An impossibility defense is a criminal defense occasionally used when a defendant is accused of a criminal attempt that failed only because the crime was factually or legally impossible to commit. Factual impossibility is rarely an adequate defense at common law. In the United States, thirty-seven states have ruled out factual impossibility as a defense to the crime of attempt. This is not to be confused with a 'mistake of fact' defense, which may be a defense to a specific intent crime like larceny.
An impossibility occurs when, at the time of the attempt, the facts make the intended crime impossible to commit although the defendant is unaware of this when the attempt is made. In People v. Lee Kong, 95 Cal. 666, 30 P. 800 (1892), the defendant was found guilty for attempted murder for shooting at a hole in the roof, believing his victim to be there, and indeed, where his victim had been only moments before but was not at the time of the shooting. Another case involving the defense of factual impossibility is Commonwealth v. Johnson, in which a psychic healer was charged and convicted of fraud, despite the fact that a fictitious name was used to catch him. In United States v. Thomas the court held that men who believed they were raping a drunken, unconscious woman were guilty of attempted rape, even though the woman was actually dead at the time sexual intercourse took place.
An act that is considered legally impossible to commit is traditionally considered a valid defense for a person who was being prosecuted for a criminal attempt. An attempt is considered to be a "legal" impossibility when the defendant has completed all of his intended acts, but his acts fail to fulfill all the required in elements of a crime in common law. Mistakes of law have proved a successful defense. An example of a failed attempt of law is a person who shoots at a tree stump, believing that he is committing attempted murder; that person cannot be prosecuted for attempted murder as there is no manifest intent to kill by shooting a stump. The underlying rationale is that attempting to do what is not a crime is not attempting to commit a crime. Another example would be a party that litters by throwing a dozen apples on the ground. The party may have believed that his/her act was a crime & thus may have intended to commit a crime. However, in that jurisdiction, throwing organic or readily decomposable matter on the ground happened not to be a crime according to statute. Thus, the mistake by the party was a mistake as to law, which would insulate the party from conviction for an attempt to commit the crime in question, because the ultimate objective of the party wasn't in fact a crime. Even if the party had done what he/she intended to do, it would not have been a crime. This is distinguishable from "factual" impossibility, where if the party had done what he/she intended to do (say attempting to poison someone by giving them Coca Cola) it would have been a crime (actually poisoning someone is a crime). To put it another way, merely trying to commit a crime is insufficient to constitute a criminal attempt, what you are actually trying to achieve must be an actual crime. "Factual" impossibility therefore involves an error made in the process of carrying out a crime (a means-end blunder; generally an error as to factual reality that causes one to fail in one's criminal attempt), whereas "legal" impossibility involves an error (an error as to a legal reality; drawing wrong legal conclusions as to what is a crime) made with regard to the goals of the process. You can mess up attempting to commit an actual crime & be guilty of attempting to commit that actual crime, but you can't be guilty of attempting to commit a crime that isn't an actual crime.

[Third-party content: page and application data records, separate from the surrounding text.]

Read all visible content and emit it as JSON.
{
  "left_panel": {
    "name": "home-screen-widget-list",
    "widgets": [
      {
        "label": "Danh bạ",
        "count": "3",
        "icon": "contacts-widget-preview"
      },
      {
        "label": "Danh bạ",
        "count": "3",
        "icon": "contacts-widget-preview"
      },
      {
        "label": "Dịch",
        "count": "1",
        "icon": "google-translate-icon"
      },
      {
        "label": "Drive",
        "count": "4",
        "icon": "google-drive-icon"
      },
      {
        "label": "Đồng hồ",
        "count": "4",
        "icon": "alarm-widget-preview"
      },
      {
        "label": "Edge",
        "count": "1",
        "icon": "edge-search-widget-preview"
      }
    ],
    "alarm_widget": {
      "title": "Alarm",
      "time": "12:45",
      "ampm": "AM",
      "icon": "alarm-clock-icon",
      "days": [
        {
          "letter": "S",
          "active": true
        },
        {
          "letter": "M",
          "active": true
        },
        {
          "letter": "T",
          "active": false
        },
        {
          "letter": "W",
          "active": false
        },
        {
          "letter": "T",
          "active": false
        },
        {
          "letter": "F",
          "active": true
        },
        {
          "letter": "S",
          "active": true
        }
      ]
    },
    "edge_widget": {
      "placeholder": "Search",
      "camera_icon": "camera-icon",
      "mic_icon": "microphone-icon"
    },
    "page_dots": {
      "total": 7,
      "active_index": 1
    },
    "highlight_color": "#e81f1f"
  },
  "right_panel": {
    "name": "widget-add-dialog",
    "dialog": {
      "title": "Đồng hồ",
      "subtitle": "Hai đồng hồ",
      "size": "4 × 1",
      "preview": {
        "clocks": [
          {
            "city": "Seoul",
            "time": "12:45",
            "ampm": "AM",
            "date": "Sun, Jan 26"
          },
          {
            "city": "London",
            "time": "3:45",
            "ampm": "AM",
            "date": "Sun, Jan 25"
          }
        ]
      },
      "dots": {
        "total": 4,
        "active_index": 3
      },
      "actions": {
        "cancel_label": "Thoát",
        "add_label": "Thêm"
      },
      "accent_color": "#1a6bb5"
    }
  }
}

However, "legal" and "factual" mistakes are not mutually exclusive. A borderline case is that of a person who shot a stuffed deer, thinking it was alive as was the case in State v. Guffey, (1953) in which a person was originally convicted for attempting to kill a protected animal out of season. In a debatable reversal, an appellate judge threw out the conviction on the basis that it is no crime to shoot a stuffed deer out of season.
- Richard M. Bonnie; Anne M. Coughlin; John C. Jefferies, Jr.; Peter W. Low (1997). Criminal Law. Westbury, NY: The Foundation Press. p. 251. ISBN 1-56662-448-7.
- John Hasnas (2002). "Once More unto the Breach:The Inherent Liberalism of the Criminal Law and Liability for Attempting the Impossible" (PDF). George Mason University School of Law - Hastings Law Journal. p. 13. Retrieved 2008-01-25.
- George P. Fletcher. Rethinking Criminal Law. Oxford University Press. pp. 149–151. Retrieved 2008-01-25.
- Commonwealth v. Johnson, 167 A. 344, 348 (Pa. 1933).
- United States v. Thomas, 13 U.S.C.M.A. 278 (1962).
- "Attempt -Impossibility Unavailable as a Defense". Oklahoma Jury Instructions. Retrieved 2008-01-25.